“It’s the twist-n-tape jobs we get a lot of calls on-particularly on trailers,” says Anderson. “A previous failure that wasn’t fixed properly, or checked when it got back to the yard.”
Other issues Anderson and his fleet of service trucks are frequently dispatched for include bad fifth-wheel grounds and deteriorating seven-pin trailer cords.
“Trailer cords are cheap compared to a service call, and the fifth-wheel grounds should be an annual inspection item,” he notes. “There’s no end to what can go wrong with an electrical system, but you don’t have to make life more difficult by not doing a little follow-up after a repair is made outside your shop.”
Messing with the wiring on a recent vintage truck is no longer something safe to try on your own. The level of complexity is astounding, and the interconnectivity of seemingly unrelated components means that crossing a wire, or shorting out two live contacts, could mean the end of a $3,000 engine control module (ECM).
Company trucks often suffer at the hands of drivers doing a little do-it-yourself installation or repair work. Hacking into an electrical system to hook up CB radios, chicken lights-and especially power inverters-can compromise the integrity of the system-if not burn the truck down to the frame rails. That kind of thing should be discouraged if not prohibited.
If drivers want those sorts of things on your trucks, the very least you should do is ensure they’re installed properly.

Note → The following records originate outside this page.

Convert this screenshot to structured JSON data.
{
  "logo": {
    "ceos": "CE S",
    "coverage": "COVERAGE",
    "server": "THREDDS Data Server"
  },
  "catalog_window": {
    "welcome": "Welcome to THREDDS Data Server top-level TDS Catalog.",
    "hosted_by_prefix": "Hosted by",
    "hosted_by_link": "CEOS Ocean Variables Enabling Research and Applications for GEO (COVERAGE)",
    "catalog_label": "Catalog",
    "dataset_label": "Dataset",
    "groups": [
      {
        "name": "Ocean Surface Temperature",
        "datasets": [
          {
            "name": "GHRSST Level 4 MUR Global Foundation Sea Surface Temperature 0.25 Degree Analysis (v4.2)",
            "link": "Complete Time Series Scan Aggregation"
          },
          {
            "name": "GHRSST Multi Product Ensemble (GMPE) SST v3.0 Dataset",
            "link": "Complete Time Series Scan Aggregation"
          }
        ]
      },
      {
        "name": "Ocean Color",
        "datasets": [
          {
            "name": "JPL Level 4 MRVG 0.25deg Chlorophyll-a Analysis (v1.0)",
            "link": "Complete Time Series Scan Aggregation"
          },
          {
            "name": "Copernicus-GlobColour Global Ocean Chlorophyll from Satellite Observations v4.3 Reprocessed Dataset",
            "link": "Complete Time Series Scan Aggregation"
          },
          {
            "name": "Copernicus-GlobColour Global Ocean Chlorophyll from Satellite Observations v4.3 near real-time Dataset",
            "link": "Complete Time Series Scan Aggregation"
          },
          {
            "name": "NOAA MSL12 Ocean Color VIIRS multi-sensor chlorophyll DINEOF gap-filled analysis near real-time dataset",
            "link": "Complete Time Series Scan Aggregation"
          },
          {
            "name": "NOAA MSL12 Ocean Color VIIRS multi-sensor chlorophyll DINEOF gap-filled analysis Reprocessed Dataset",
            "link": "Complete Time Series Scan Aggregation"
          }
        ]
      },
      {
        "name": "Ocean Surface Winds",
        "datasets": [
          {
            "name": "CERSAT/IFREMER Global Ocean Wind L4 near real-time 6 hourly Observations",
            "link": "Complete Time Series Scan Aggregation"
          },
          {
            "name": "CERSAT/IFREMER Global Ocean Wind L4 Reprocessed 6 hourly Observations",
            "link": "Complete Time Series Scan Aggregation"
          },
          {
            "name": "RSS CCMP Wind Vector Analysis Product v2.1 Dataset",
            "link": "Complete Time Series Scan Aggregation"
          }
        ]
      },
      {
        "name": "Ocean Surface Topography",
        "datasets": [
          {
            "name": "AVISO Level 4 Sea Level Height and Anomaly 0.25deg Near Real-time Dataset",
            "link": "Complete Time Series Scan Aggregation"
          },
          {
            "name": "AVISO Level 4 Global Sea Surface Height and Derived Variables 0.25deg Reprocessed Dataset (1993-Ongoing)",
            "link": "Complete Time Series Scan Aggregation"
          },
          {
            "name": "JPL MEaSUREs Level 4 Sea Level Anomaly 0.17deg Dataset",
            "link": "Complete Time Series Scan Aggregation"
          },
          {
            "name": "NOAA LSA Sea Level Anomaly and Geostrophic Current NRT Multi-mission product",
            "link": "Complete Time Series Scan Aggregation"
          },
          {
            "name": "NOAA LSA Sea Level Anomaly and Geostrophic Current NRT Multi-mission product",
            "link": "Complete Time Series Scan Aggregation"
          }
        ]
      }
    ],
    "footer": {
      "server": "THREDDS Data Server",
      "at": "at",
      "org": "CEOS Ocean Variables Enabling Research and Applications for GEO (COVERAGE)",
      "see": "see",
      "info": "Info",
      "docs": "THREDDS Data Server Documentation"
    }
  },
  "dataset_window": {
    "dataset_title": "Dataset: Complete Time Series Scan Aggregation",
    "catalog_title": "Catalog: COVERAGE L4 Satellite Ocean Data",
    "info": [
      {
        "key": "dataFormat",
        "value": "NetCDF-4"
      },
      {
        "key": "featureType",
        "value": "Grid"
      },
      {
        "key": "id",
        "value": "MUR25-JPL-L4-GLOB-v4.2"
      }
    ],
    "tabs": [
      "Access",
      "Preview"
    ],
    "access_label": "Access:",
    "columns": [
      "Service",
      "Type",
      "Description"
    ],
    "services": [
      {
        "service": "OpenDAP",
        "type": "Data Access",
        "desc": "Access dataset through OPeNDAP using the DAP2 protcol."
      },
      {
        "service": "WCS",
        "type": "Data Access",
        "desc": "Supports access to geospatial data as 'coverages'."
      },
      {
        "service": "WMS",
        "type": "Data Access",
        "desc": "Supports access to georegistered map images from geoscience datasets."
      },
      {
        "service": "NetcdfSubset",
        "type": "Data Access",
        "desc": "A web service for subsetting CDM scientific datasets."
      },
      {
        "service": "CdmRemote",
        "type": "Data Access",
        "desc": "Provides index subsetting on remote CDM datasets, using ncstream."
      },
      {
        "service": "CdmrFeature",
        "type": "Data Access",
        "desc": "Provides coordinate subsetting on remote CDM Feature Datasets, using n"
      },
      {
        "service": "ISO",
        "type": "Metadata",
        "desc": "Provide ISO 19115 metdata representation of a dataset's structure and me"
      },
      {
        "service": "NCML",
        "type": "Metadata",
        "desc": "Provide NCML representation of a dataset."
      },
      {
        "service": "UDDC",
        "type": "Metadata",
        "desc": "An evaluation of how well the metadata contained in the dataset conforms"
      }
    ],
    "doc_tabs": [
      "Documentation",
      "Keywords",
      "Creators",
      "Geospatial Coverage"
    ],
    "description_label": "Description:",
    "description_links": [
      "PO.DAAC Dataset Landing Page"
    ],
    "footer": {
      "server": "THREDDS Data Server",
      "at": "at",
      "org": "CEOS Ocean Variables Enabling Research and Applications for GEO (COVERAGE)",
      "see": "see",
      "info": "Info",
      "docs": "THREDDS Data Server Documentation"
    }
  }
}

A fleet maintenance manager can help the driver with electrical issues by creating a cheat sheet for drivers’ manuals on electrical symptoms to watch for and what to do about them. An extra pair of well-trained eyes can spot little problems before they become $500 service calls. Drivers also need to write up a sheet on any outside repairs done to the vehicle so the shop crew can review the quality of the work.
Someday, it’ll happen to you, too. There’s no way around it. You can keep the cost and inconvenience to a minimum with a bit of preventive maintenance, and careful stewardship of the vehicles. Or at least by not standing over the mechanics’ shoulders watching them work. It always costs more when you watch and pepper them with expert advice.Next to road salt, drivers and backyard mechanics can be your biggest headaches. With the best of intentions-and with all due respect-a little knowledge can be a killer when it comes to wiring. Things just ain’t like they used to was.
Trailer wires can be multiplexed, that is, carrying signals to and from ABS sensors or auxiliary electrical components. Cab wiring, especially the stuff behind and under the dash, can be attached to very expensive computers. There are nine of them on a late-model Volvo, for example, and a typical ECM unit can cost up to $3,000 to replace. Cut the wrong wire or cross two live wires, and you’ll be into your line of credit in a heartbeat.
Here are a few tips to keep the wiring safe from inexperienced hands.
* Discourage electrical add-ons, like chicken lights, inverters, and audio gear unless they’re installed by qualified personnel.
* Establish a policy prohibiting do-it-yourself fixes, unless it’s absolutely necessary and the driver doing the job is completely clear on what’s to be done.
* Urge drivers to report electrical problems promptly, and have shop personnel tend to the repairs promptly.
* Don’t ever arc weld on a truck without first disconnecting the batteries. You could fry the ECM and other sensitive electronics.
* Review all roadside repairs and re-repair as necessary to bring the work up to company standards. – By Jim Park